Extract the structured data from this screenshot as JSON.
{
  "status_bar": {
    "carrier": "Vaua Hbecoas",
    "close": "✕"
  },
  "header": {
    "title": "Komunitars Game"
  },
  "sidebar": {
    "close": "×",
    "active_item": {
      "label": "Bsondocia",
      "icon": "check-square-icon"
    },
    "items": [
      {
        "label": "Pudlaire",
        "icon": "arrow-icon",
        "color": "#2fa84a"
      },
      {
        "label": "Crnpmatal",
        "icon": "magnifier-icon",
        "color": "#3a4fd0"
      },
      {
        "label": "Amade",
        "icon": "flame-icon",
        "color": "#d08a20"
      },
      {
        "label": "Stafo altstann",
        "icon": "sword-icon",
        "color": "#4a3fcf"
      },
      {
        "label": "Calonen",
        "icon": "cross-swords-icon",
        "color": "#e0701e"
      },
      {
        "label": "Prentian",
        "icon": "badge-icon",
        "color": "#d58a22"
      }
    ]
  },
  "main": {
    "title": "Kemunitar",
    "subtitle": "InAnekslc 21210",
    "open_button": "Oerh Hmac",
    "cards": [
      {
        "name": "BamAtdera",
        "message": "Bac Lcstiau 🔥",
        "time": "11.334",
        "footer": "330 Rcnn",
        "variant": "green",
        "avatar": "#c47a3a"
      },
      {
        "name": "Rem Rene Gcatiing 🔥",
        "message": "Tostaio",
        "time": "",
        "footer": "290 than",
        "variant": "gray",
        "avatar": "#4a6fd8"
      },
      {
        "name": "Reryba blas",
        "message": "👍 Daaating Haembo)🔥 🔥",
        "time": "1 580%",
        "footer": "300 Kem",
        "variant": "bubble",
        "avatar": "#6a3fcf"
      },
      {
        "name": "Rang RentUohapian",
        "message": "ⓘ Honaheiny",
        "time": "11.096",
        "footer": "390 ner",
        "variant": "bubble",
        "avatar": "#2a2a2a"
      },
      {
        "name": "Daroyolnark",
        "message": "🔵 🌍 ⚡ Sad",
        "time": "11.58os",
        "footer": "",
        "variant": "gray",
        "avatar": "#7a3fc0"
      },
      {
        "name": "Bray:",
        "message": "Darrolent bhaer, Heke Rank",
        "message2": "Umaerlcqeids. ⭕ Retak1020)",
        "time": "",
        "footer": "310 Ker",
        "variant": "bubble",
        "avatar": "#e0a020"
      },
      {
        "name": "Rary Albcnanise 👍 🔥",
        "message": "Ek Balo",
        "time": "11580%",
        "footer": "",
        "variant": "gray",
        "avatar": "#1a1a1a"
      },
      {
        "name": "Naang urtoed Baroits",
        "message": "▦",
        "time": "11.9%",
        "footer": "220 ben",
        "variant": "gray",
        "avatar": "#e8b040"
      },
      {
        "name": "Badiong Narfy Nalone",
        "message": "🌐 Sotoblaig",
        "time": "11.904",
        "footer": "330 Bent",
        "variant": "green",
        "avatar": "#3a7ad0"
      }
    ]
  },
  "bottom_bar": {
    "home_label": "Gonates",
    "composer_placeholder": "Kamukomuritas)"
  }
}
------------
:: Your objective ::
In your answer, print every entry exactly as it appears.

:: Task output ::
Extract the structured data from this screenshot as JSON.
{
  "status_bar": {
    "carrier": "Vaua Hbecoas",
    "close": "✕"
  },
  "header": {
    "title": "Komunitars Game"
  },
  "sidebar": {
    "close": "×",
    "active_item": {
      "label": "Bsondocia",
      "icon": "check-square-icon"
    },
    "items": [
      {
        "label": "Pudlaire",
        "icon": "arrow-icon",
        "color": "#2fa84a"
      },
      {
        "label": "Crnpmatal",
        "icon": "magnifier-icon",
        "color": "#3a4fd0"
      },
      {
        "label": "Amade",
        "icon": "flame-icon",
        "color": "#d08a20"
      },
      {
        "label": "Stafo altstann",
        "icon": "sword-icon",
        "color": "#4a3fcf"
      },
      {
        "label": "Calonen",
        "icon": "cross-swords-icon",
        "color": "#e0701e"
      },
      {
        "label": "Prentian",
        "icon": "badge-icon",
        "color": "#d58a22"
      }
    ]
  },
  "main": {
    "title": "Kemunitar",
    "subtitle": "InAnekslc 21210",
    "open_button": "Oerh Hmac",
    "cards": [
      {
        "name": "BamAtdera",
        "message": "Bac Lcstiau 🔥",
        "time": "11.334",
        "footer": "330 Rcnn",
        "variant": "green",
        "avatar": "#c47a3a"
      },
      {
        "name": "Rem Rene Gcatiing 🔥",
        "message": "Tostaio",
        "time": "",
        "footer": "290 than",
        "variant": "gray",
        "avatar": "#4a6fd8"
      },
      {
        "name": "Reryba blas",
        "message": "👍 Daaating Haembo)🔥 🔥",
        "time": "1 580%",
        "footer": "300 Kem",
        "variant": "bubble",
        "avatar": "#6a3fcf"
      },
      {
        "name": "Rang RentUohapian",
        "message": "ⓘ Honaheiny",
        "time": "11.096",
        "footer": "390 ner",
        "variant": "bubble",
        "avatar": "#2a2a2a"
      },
      {
        "name": "Daroyolnark",
        "message": "🔵 🌍 ⚡ Sad",
        "time": "11.58os",
        "footer": "",
        "variant": "gray",
        "avatar": "#7a3fc0"
      },
      {
        "name": "Bray:",
        "message": "Darrolent bhaer, Heke Rank",
        "message2": "Umaerlcqeids. ⭕ Retak1020)",
        "time": "",
        "footer": "310 Ker",
        "variant": "bubble",
        "avatar": "#e0a020"
      },
      {
        "name": "Rary Albcnanise 👍 🔥",
        "message": "Ek Balo",
        "time": "11580%",
        "footer": "",
        "variant": "gray",
        "avatar": "#1a1a1a"
      },
      {
        "name": "Naang urtoed Baroits",
        "message": "▦",
        "time": "11.9%",
        "footer": "220 ben",
        "variant": "gray",
        "avatar": "#e8b040"
      },
      {
        "name": "Badiong Narfy Nalone",
        "message": "🌐 Sotoblaig",
        "time": "11.904",
        "footer": "330 Bent",
        "variant": "green",
        "avatar": "#3a7ad0"
      }
    ]
  },
  "bottom_bar": {
    "home_label": "Gonates",
    "composer_placeholder": "Kamukomuritas)"
  }
}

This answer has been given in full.